Double Launch Puts Japanese/European COMSATS in Orbit
In what satellite manufacturer Boeing Space and Communications describes as its first dual launch in seven years, an Ariane 4 rocket was used to successfully loft the Japanese JCSAT-8 and European ASTRA 3A communications satellites into orbit on 28 March 2002. Of the two, the JSAT Corp.'s (Tokyo, Japan) JCSAT-8 is the 62nd Boeing 601 bus to be delivered and is the seventh satellite JSAT has procured from the company. Operating from a 154° East orbit, JCSAT-8 is noted as providing a broad range of telecommunications services and as carrying a payload made-up of 16 C- (4 to 8 GHz) and 16 Ku-band (12.5 to 18.0 GHz) transponders. For its part, the SES ASTRA (Luxembourg) ASTRA 3A vehicle is the 56th Boeing 376 bus to be delivered and is designed to provide German-speaking customers with high power, direct-to-home broadcast services. As such, it is reported as carrying 20 Ku-band transponders and as operating from a 23.5° East orbital slot. ASTRA 3A is the second model 376 and the 10th satellite that SES ASTRA has ordered from Boeing. During the launch, JCSAT-8 was deployed first, followed minutes later by the ASTRA 3A vehicle.

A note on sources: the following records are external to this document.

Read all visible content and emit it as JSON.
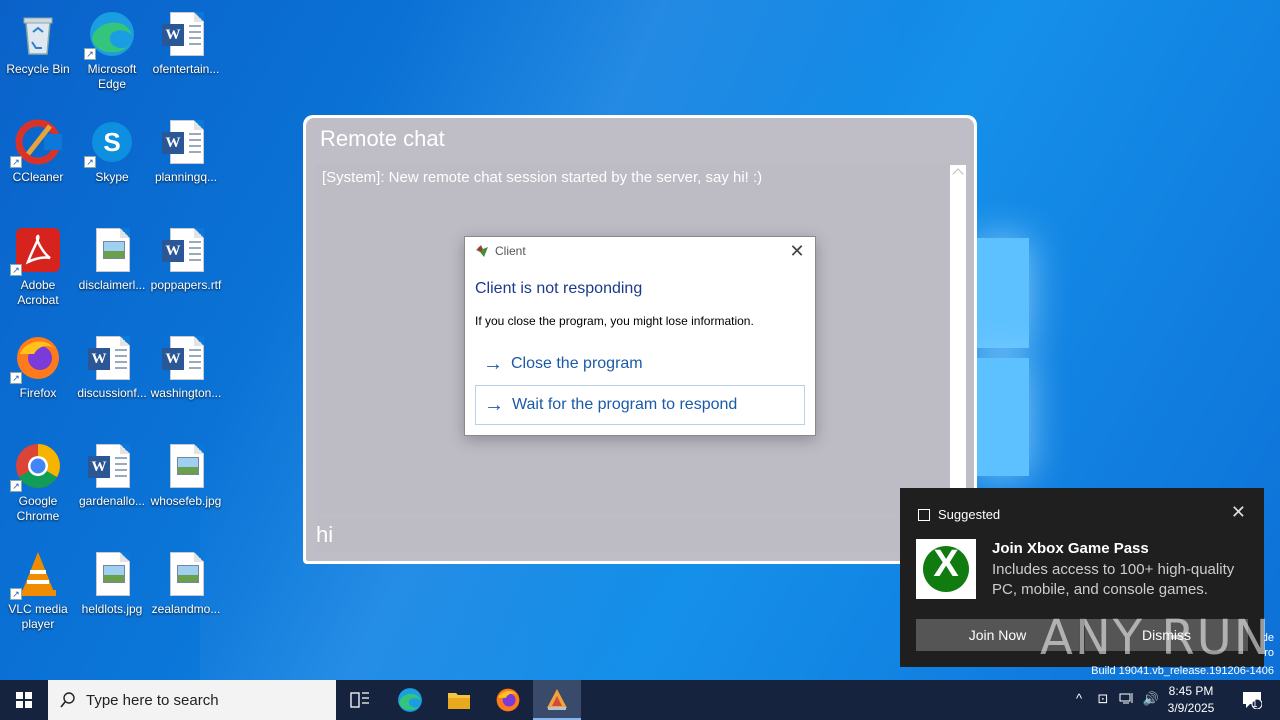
{
  "desktop": {
    "icons": [
      {
        "label": "Recycle Bin"
      },
      {
        "label": "Microsoft Edge"
      },
      {
        "label": "ofentertain..."
      },
      {
        "label": "CCleaner"
      },
      {
        "label": "Skype"
      },
      {
        "label": "planningq..."
      },
      {
        "label": "Adobe Acrobat"
      },
      {
        "label": "disclaimerl..."
      },
      {
        "label": "poppapers.rtf"
      },
      {
        "label": "Firefox"
      },
      {
        "label": "discussionf..."
      },
      {
        "label": "washington..."
      },
      {
        "label": "Google Chrome"
      },
      {
        "label": "gardenallo..."
      },
      {
        "label": "whosefeb.jpg"
      },
      {
        "label": "VLC media player"
      },
      {
        "label": "heldlots.jpg"
      },
      {
        "label": "zealandmo..."
      }
    ]
  },
  "chat_window": {
    "title": "Remote chat",
    "message": "[System]: New remote chat session started by the server, say hi! :)",
    "input_value": "hi"
  },
  "dialog": {
    "title": "Client",
    "heading": "Client is not responding",
    "subtext": "If you close the program, you might lose information.",
    "option_close": "Close the program",
    "option_wait": "Wait for the program to respond"
  },
  "toast": {
    "category": "Suggested",
    "title": "Join Xbox Game Pass",
    "body": "Includes access to 100+ high-quality PC, mobile, and console games.",
    "join_label": "Join Now",
    "dismiss_label": "Dismiss"
  },
  "watermark": "ANY RUN",
  "edge_text_1": "de",
  "edge_text_2": "ro",
  "build": "Build 19041.vb_release.191206-1406",
  "taskbar": {
    "search_placeholder": "Type here to search",
    "time": "8:45 PM",
    "date": "3/9/2025",
    "notification_count": "1"
  },
  "colors": {
    "desktop_blue": "#0b78da",
    "chat_bg": "#bfbdc6",
    "dialog_heading": "#1a3a8c",
    "link_blue": "#1a5aa8",
    "taskbar": "#16233f",
    "xbox_green": "#107c10"
  }
}
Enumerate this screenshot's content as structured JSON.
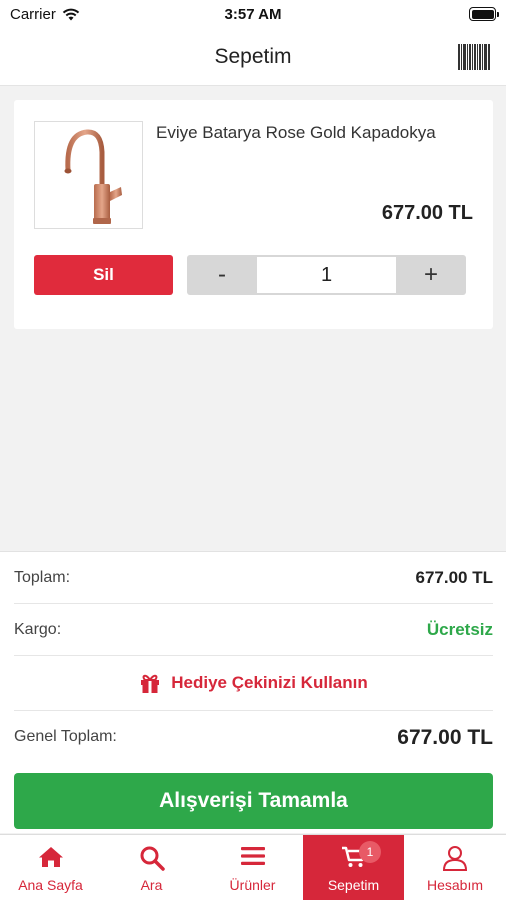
{
  "status_bar": {
    "carrier": "Carrier",
    "time": "3:57 AM"
  },
  "nav": {
    "title": "Sepetim"
  },
  "cart_item": {
    "name": "Eviye Batarya  Rose Gold Kapadokya",
    "price": "677.00 TL",
    "delete_label": "Sil",
    "quantity": "1",
    "minus_label": "-",
    "plus_label": "+"
  },
  "summary": {
    "subtotal_label": "Toplam:",
    "subtotal_value": "677.00 TL",
    "shipping_label": "Kargo:",
    "shipping_value": "Ücretsiz",
    "gift_label": "Hediye Çekinizi Kullanın",
    "grand_total_label": "Genel Toplam:",
    "grand_total_value": "677.00 TL",
    "checkout_label": "Alışverişi Tamamla"
  },
  "tabs": [
    {
      "label": "Ana Sayfa",
      "icon": "home-icon"
    },
    {
      "label": "Ara",
      "icon": "search-icon"
    },
    {
      "label": "Ürünler",
      "icon": "menu-icon"
    },
    {
      "label": "Sepetim",
      "icon": "cart-icon",
      "badge": "1",
      "active": true
    },
    {
      "label": "Hesabım",
      "icon": "user-icon"
    }
  ],
  "colors": {
    "brand_red": "#d6273a",
    "delete_red": "#e02b3c",
    "checkout_green": "#2ea84a",
    "free_shipping_green": "#2ea84a"
  }
}
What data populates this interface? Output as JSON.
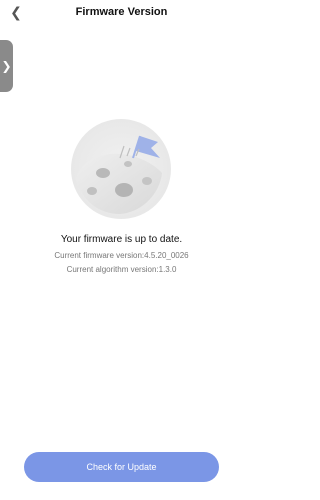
{
  "header": {
    "title": "Firmware Version"
  },
  "content": {
    "status_message": "Your firmware is up to date.",
    "firmware_version_text": "Current firmware version:4.5.20_0026",
    "algorithm_version_text": "Current algorithm version:1.3.0"
  },
  "footer": {
    "update_button_label": "Check for Update"
  },
  "colors": {
    "accent": "#7b96e6",
    "side_tab": "#8a8a8a"
  },
  "icons": {
    "back": "chevron-left-icon",
    "side_tab": "chevron-right-icon",
    "illustration": "moon-flag-illustration"
  }
}
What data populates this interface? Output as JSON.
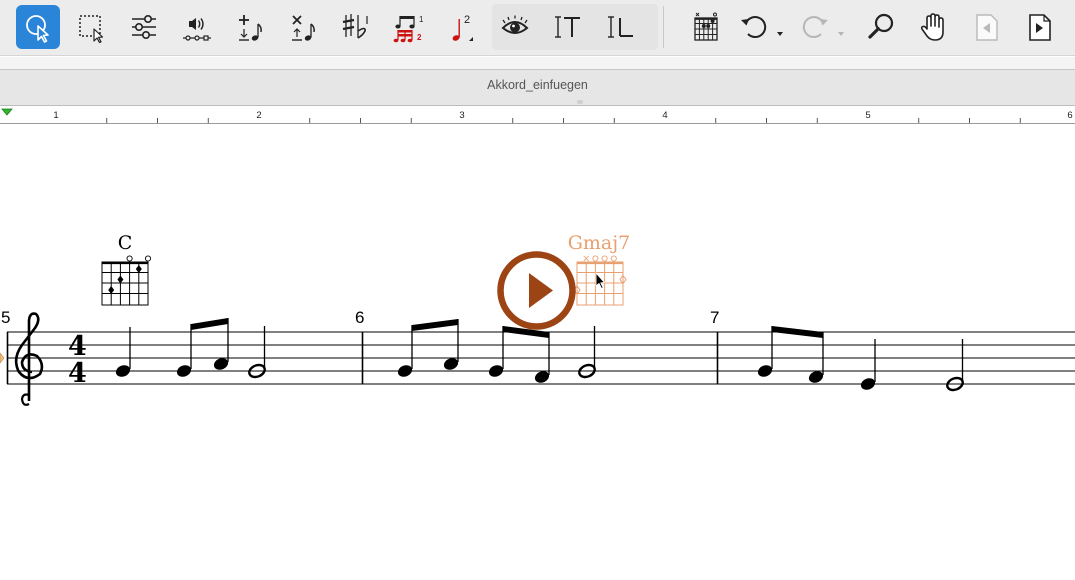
{
  "toolbar": {
    "tools": [
      {
        "id": "select-tool",
        "icon": "cursor-select-icon",
        "active": true
      },
      {
        "id": "marquee-tool",
        "icon": "marquee-select-icon"
      },
      {
        "id": "mixer-tool",
        "icon": "sliders-icon"
      },
      {
        "id": "playback-tool",
        "icon": "speaker-icon"
      },
      {
        "id": "add-note-tool",
        "icon": "add-note-icon"
      },
      {
        "id": "delete-note-tool",
        "icon": "delete-note-icon"
      },
      {
        "id": "accidentals-tool",
        "icon": "sharp-flat-icon"
      },
      {
        "id": "tuplet-tool",
        "icon": "tuplet-icon"
      },
      {
        "id": "voice-tool",
        "icon": "voice-2-icon"
      },
      {
        "id": "view-tool",
        "icon": "eye-icon"
      },
      {
        "id": "text-tool",
        "icon": "text-cursor-icon"
      },
      {
        "id": "lyrics-tool",
        "icon": "lyrics-cursor-icon"
      },
      {
        "id": "chord-diagram-tool",
        "icon": "chord-grid-icon"
      },
      {
        "id": "undo-tool",
        "icon": "undo-icon"
      },
      {
        "id": "redo-tool",
        "icon": "redo-icon",
        "disabled": true
      },
      {
        "id": "zoom-tool",
        "icon": "magnifier-icon"
      },
      {
        "id": "hand-tool",
        "icon": "hand-icon"
      },
      {
        "id": "prev-page-tool",
        "icon": "page-prev-icon",
        "disabled": true
      },
      {
        "id": "next-page-tool",
        "icon": "page-next-icon"
      }
    ]
  },
  "document": {
    "title": "Akkord_einfuegen"
  },
  "ruler": {
    "labels": [
      "1",
      "2",
      "3",
      "4",
      "5",
      "6"
    ]
  },
  "score": {
    "measure_numbers": [
      "5",
      "6",
      "7"
    ],
    "time_signature": {
      "numerator": "4",
      "denominator": "4"
    },
    "chords": [
      {
        "name": "C",
        "selected": false
      },
      {
        "name": "Gmaj7",
        "selected": true,
        "color": "#e8a070"
      }
    ],
    "colors": {
      "accent_selection": "#2a84d8",
      "play_button": "#9c4414",
      "selected_chord": "#e8a070",
      "playhead_marker": "#2fb52f"
    }
  }
}
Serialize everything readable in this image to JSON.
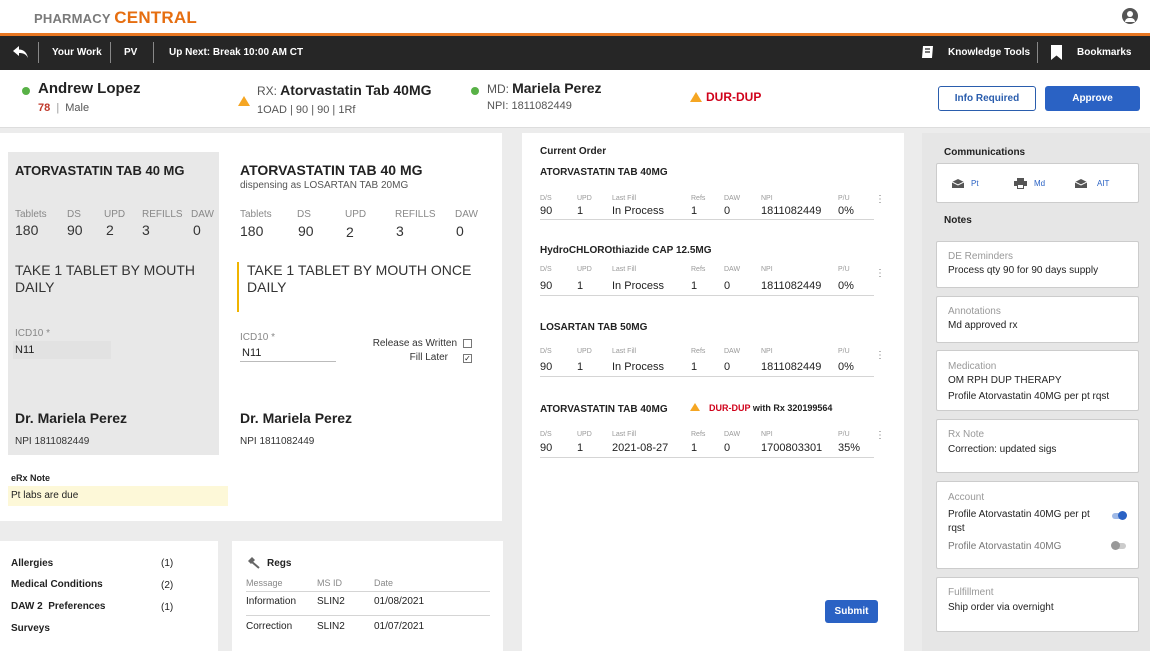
{
  "app": {
    "brand_part1": "PHARMACY",
    "brand_part2": "CENTRAL"
  },
  "nav": {
    "your_work": "Your Work",
    "pv": "PV",
    "up_next": "Up Next: Break 10:00 AM CT",
    "knowledge_tools": "Knowledge Tools",
    "bookmarks": "Bookmarks"
  },
  "patient": {
    "name": "Andrew Lopez",
    "age": "78",
    "sep": "|",
    "sex": "Male"
  },
  "rx": {
    "prefix": "RX:",
    "drug": "Atorvastatin Tab 40MG",
    "details": "1OAD | 90 | 90 | 1Rf"
  },
  "md": {
    "prefix": "MD:",
    "name": "Mariela Perez",
    "npi": "NPI: 1811082449"
  },
  "alert": {
    "label": "DUR-DUP"
  },
  "actions": {
    "info_required": "Info Required",
    "approve": "Approve"
  },
  "original": {
    "drug": "ATORVASTATIN TAB 40 MG",
    "labels": {
      "tablets": "Tablets",
      "ds": "DS",
      "upd": "UPD",
      "refills": "REFILLS",
      "daw": "DAW"
    },
    "values": {
      "tablets": "180",
      "ds": "90",
      "upd": "2",
      "refills": "3",
      "daw": "0"
    },
    "sig": "TAKE 1 TABLET BY MOUTH DAILY",
    "icd_label": "ICD10 *",
    "icd": "N11",
    "doctor": "Dr. Mariela Perez",
    "npi": "NPI 1811082449"
  },
  "dispensed": {
    "drug": "ATORVASTATIN TAB 40 MG",
    "note": "dispensing as LOSARTAN TAB 20MG",
    "labels": {
      "tablets": "Tablets",
      "ds": "DS",
      "upd": "UPD",
      "refills": "REFILLS",
      "daw": "DAW"
    },
    "values": {
      "tablets": "180",
      "ds": "90",
      "upd": "2",
      "refills": "3",
      "daw": "0"
    },
    "sig": "TAKE 1 TABLET BY MOUTH ONCE DAILY",
    "icd_label": "ICD10 *",
    "icd": "N11",
    "release_label": "Release as Written",
    "release_checked": false,
    "fill_later_label": "Fill Later",
    "fill_later_checked": true,
    "doctor": "Dr. Mariela Perez",
    "npi": "NPI 1811082449"
  },
  "erx": {
    "label": "eRx Note",
    "text": "Pt labs are due"
  },
  "history": [
    {
      "label": "Allergies",
      "count": "(1)"
    },
    {
      "label": "Medical Conditions",
      "count": "(2)"
    },
    {
      "label": "DAW 2  Preferences",
      "count": "(1)"
    },
    {
      "label": "Surveys",
      "count": ""
    }
  ],
  "regs": {
    "title": "Regs",
    "headers": [
      "Message",
      "MS ID",
      "Date"
    ],
    "rows": [
      [
        "Information",
        "SLIN2",
        "01/08/2021"
      ],
      [
        "Correction",
        "SLIN2",
        "01/07/2021"
      ]
    ]
  },
  "current_order": {
    "title": "Current Order",
    "col_labels": [
      "D/S",
      "UPD",
      "Last Fill",
      "Refs",
      "DAW",
      "NPI",
      "P/U"
    ],
    "orders": [
      {
        "drug": "ATORVASTATIN TAB 40MG",
        "alert": "",
        "alert_suffix": "",
        "values": [
          "90",
          "1",
          "In Process",
          "1",
          "0",
          "1811082449",
          "0%"
        ]
      },
      {
        "drug": "HydroCHLOROthiazide CAP 12.5MG",
        "alert": "",
        "alert_suffix": "",
        "values": [
          "90",
          "1",
          "In Process",
          "1",
          "0",
          "1811082449",
          "0%"
        ]
      },
      {
        "drug": "LOSARTAN TAB 50MG",
        "alert": "",
        "alert_suffix": "",
        "values": [
          "90",
          "1",
          "In Process",
          "1",
          "0",
          "1811082449",
          "0%"
        ]
      },
      {
        "drug": "ATORVASTATIN TAB 40MG",
        "alert": "DUR-DUP",
        "alert_suffix": " with Rx 320199564",
        "values": [
          "90",
          "1",
          "2021-08-27",
          "1",
          "0",
          "1700803301",
          "35%"
        ]
      }
    ],
    "submit": "Submit"
  },
  "sidebar": {
    "communications_title": "Communications",
    "comm": [
      {
        "label": "Pt"
      },
      {
        "label": "Md"
      },
      {
        "label": "AIT"
      }
    ],
    "notes_title": "Notes",
    "de_reminders": {
      "label": "DE Reminders",
      "text": "Process qty 90 for 90 days supply"
    },
    "annotations": {
      "label": "Annotations",
      "text": "Md approved rx"
    },
    "medication": {
      "label": "Medication",
      "line1": "OM RPH DUP THERAPY",
      "line2": "Profile Atorvastatin 40MG per pt rqst"
    },
    "rx_note": {
      "label": "Rx Note",
      "text": "Correction: updated sigs"
    },
    "account": {
      "label": "Account",
      "item1": "Profile Atorvastatin 40MG per pt rqst",
      "item1_on": true,
      "item2": "Profile Atorvastatin 40MG",
      "item2_on": false
    },
    "fulfillment": {
      "label": "Fulfillment",
      "text": "Ship order via overnight"
    }
  },
  "colors": {
    "accent_orange": "#e87722",
    "primary_blue": "#2a62c4",
    "alert_red": "#d0021b",
    "warn_yellow": "#f5a623",
    "ok_green": "#58b146"
  }
}
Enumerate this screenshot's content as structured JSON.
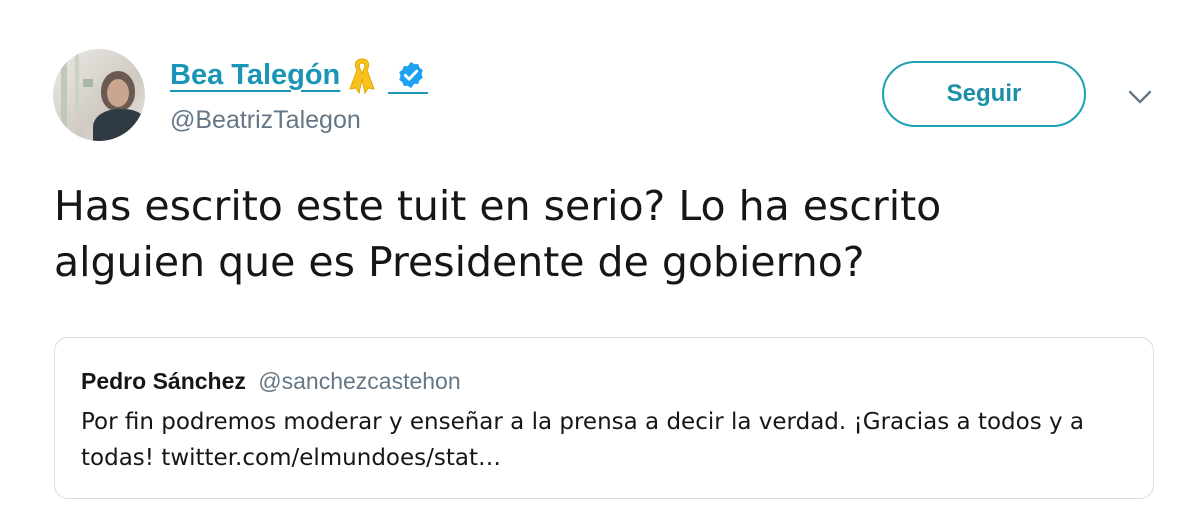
{
  "author": {
    "display_name": "Bea Talegón",
    "handle": "@BeatrizTalegon",
    "avatar_icon": "profile-photo",
    "ribbon_icon": "yellow-ribbon-icon",
    "verified_icon": "verified-badge-icon"
  },
  "follow_button": {
    "label": "Seguir"
  },
  "menu_icon": "chevron-down-icon",
  "tweet": {
    "line1": "Has escrito este tuit en serio? Lo ha escrito",
    "line2": "alguien que es Presidente de gobierno?"
  },
  "quoted_tweet": {
    "name": "Pedro Sánchez",
    "handle": "@sanchezcastehon",
    "line1": "Por fin podremos moderar y enseñar a la prensa a decir la verdad. ¡Gracias a todos y a",
    "line2": "todas! twitter.com/elmundoes/stat…"
  },
  "colors": {
    "accent": "#1b95b5",
    "verified": "#1da1f2",
    "ribbon": "#f7c21b",
    "text": "#14171a",
    "secondary_text": "#657786",
    "border": "#d6dde3"
  }
}
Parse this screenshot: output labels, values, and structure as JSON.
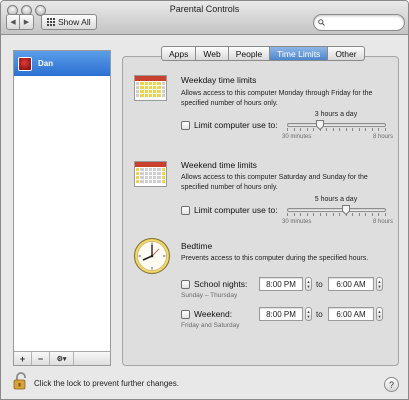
{
  "window": {
    "title": "Parental Controls"
  },
  "toolbar": {
    "show_all_label": "Show All",
    "search": {
      "value": "",
      "placeholder": ""
    }
  },
  "sidebar": {
    "users": [
      {
        "name": "Dan",
        "selected": true
      }
    ],
    "buttons": {
      "add": "+",
      "remove": "−",
      "action": "⚙▾"
    }
  },
  "tabs": [
    {
      "label": "Apps",
      "active": false
    },
    {
      "label": "Web",
      "active": false
    },
    {
      "label": "People",
      "active": false
    },
    {
      "label": "Time Limits",
      "active": true
    },
    {
      "label": "Other",
      "active": false
    }
  ],
  "weekday": {
    "title": "Weekday time limits",
    "description": "Allows access to this computer Monday through Friday for the specified number of hours only.",
    "checkbox_label": "Limit computer use to:",
    "checked": false,
    "value_label": "3 hours a day",
    "hours": 3,
    "min_label": "30 minutes",
    "max_label": "8 hours",
    "min_hours": 0.5,
    "max_hours": 8
  },
  "weekend": {
    "title": "Weekend time limits",
    "description": "Allows access to this computer Saturday and Sunday for the specified number of hours only.",
    "checkbox_label": "Limit computer use to:",
    "checked": false,
    "value_label": "5 hours a day",
    "hours": 5,
    "min_label": "30 minutes",
    "max_label": "8 hours",
    "min_hours": 0.5,
    "max_hours": 8
  },
  "bedtime": {
    "title": "Bedtime",
    "description": "Prevents access to this computer during the specified hours.",
    "school_nights": {
      "label": "School nights:",
      "sub": "Sunday – Thursday",
      "checked": false,
      "from": "8:00 PM",
      "to": "6:00 AM"
    },
    "weekend": {
      "label": "Weekend:",
      "sub": "Friday and Saturday",
      "checked": false,
      "from": "8:00 PM",
      "to": "6:00 AM"
    },
    "to_label": "to"
  },
  "footer": {
    "lock_text": "Click the lock to prevent further changes.",
    "help_label": "?"
  },
  "colors": {
    "selection": "#2b6fd3",
    "active_tab": "#4d86cd",
    "calendar_header": "#c8412f",
    "calendar_highlight": "#f0d34a",
    "clock_hand": "#c0392b"
  },
  "icons": [
    "search-icon",
    "calendar-icon",
    "clock-icon",
    "lock-icon",
    "help-icon",
    "grid-icon",
    "gear-icon"
  ]
}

Philips Leads the Way in the Analogue-to-digital TV Transition
Netherlands contractor Philips Semiconductors is attacking the analogue-to-digital television (TV) market with the launch of its scalable PNX300x Digital One Chip (DOC) 100 Hz/progressive scan integrated circuit (IC) family and has launched what it claims to be the world's smallest logic integrated IC package. Taking these in turn, the PNX300x DOC family is described as being a future-proof, fully digital solution for 100 Hz analogue TV. As such, the range comprises the PNX300x main chip, the PNX3000 companion chip and associated software. A member of the Nexperiaª digital platform, the PNX300x DOC set is billed as making 100 Hz and progressive scan TV cost-effective for mainline analogue TV applications and as providing a smooth transition into integrated digital TV technology. For its part, the company's Depopulated, very thin, Quad Flat-pack No-leads (DQFN) package is designed for use in logic gates and octal ICs that are aimed at the miniaturised electronic products/components market. Billed as being the world's smallest such device, Philips claims that the 14-pin configured DQFN (with a footprint of 2.5 x 3.0 mm) is 75 percent smaller than existing TSSOP packages.